• _Your task_: Please read the records below and return each line holding the string "name".
══ Extracted information ══
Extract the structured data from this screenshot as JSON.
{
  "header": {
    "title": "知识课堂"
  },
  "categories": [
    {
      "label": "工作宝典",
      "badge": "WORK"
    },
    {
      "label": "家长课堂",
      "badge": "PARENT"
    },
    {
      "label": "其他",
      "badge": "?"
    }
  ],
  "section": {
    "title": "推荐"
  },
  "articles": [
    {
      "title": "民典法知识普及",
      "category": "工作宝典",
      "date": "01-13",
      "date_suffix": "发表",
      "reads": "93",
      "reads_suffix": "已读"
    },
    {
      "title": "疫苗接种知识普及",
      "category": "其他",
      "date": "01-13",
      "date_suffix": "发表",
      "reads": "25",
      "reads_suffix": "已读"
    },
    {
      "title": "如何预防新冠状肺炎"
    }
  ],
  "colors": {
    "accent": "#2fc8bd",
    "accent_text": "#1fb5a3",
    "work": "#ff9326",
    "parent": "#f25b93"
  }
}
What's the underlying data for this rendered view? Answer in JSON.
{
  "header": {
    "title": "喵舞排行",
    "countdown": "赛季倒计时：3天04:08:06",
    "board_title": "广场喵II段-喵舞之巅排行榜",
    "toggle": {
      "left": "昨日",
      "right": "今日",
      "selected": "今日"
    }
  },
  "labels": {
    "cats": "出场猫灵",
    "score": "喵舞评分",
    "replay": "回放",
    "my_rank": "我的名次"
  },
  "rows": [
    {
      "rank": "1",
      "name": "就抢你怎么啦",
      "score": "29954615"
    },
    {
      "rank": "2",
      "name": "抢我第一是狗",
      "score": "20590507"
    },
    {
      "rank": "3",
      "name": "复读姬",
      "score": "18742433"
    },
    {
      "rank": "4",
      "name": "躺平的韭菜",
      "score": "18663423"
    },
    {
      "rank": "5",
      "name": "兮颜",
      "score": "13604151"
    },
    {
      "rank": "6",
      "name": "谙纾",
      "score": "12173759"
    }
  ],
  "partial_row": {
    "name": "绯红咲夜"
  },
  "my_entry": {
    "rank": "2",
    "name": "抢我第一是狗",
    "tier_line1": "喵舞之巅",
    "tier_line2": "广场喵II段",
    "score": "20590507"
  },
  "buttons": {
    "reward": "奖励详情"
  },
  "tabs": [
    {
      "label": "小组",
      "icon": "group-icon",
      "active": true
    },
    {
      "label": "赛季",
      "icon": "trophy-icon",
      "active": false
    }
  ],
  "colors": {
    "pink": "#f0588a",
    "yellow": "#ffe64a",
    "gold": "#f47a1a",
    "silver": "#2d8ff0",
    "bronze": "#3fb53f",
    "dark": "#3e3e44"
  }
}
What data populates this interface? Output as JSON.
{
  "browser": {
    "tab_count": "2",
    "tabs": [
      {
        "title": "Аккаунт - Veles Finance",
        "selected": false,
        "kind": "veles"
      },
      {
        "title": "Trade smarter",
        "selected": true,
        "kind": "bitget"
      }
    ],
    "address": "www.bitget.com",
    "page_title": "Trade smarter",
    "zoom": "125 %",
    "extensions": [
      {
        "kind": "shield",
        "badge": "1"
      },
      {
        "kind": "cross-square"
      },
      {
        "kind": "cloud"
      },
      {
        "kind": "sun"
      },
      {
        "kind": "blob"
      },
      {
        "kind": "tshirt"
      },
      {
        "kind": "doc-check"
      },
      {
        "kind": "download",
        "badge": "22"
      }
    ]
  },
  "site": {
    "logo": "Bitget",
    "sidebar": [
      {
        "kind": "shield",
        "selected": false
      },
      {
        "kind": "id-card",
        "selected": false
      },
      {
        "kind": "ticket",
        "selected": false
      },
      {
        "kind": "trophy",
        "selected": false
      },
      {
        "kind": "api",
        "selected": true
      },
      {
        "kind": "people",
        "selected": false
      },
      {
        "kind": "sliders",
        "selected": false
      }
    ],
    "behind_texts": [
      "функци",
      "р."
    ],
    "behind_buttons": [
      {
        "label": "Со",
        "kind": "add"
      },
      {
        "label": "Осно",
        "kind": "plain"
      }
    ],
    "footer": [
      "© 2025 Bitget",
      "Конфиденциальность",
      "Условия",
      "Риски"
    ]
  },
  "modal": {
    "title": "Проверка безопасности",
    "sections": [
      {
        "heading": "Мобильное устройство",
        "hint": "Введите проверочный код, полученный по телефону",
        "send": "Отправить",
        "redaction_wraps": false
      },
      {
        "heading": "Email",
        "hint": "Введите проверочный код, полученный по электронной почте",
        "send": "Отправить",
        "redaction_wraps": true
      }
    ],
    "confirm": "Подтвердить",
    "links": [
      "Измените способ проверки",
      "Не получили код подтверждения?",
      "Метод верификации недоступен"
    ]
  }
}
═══
• _Exercise result_:
      "name": "就抢你怎么啦",
      "name": "抢我第一是狗",
      "name": "复读姬",
      "name": "躺平的韭菜",
      "name": "兮颜",
      "name": "谙纾",
    "name": "绯红咲夜"
    "name": "抢我第一是狗",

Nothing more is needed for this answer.